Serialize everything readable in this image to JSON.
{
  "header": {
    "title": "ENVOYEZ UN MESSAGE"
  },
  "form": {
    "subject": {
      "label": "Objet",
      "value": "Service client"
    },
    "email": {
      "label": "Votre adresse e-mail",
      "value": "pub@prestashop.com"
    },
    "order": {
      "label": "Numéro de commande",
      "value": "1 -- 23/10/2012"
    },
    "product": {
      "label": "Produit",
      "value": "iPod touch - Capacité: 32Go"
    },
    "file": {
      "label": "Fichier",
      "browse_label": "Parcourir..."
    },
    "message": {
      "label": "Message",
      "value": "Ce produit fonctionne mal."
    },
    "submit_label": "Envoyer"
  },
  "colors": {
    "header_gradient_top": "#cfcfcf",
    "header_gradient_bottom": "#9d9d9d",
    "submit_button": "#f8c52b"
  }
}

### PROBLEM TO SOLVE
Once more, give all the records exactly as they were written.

### REPLY TO THE EXERCISE
Serialize everything readable in this image to JSON.
{
  "header": {
    "title": "ENVOYEZ UN MESSAGE"
  },
  "form": {
    "subject": {
      "label": "Objet",
      "value": "Service client"
    },
    "email": {
      "label": "Votre adresse e-mail",
      "value": "pub@prestashop.com"
    },
    "order": {
      "label": "Numéro de commande",
      "value": "1 -- 23/10/2012"
    },
    "product": {
      "label": "Produit",
      "value": "iPod touch - Capacité: 32Go"
    },
    "file": {
      "label": "Fichier",
      "browse_label": "Parcourir..."
    },
    "message": {
      "label": "Message",
      "value": "Ce produit fonctionne mal."
    },
    "submit_label": "Envoyer"
  },
  "colors": {
    "header_gradient_top": "#cfcfcf",
    "header_gradient_bottom": "#9d9d9d",
    "submit_button": "#f8c52b"
  }
}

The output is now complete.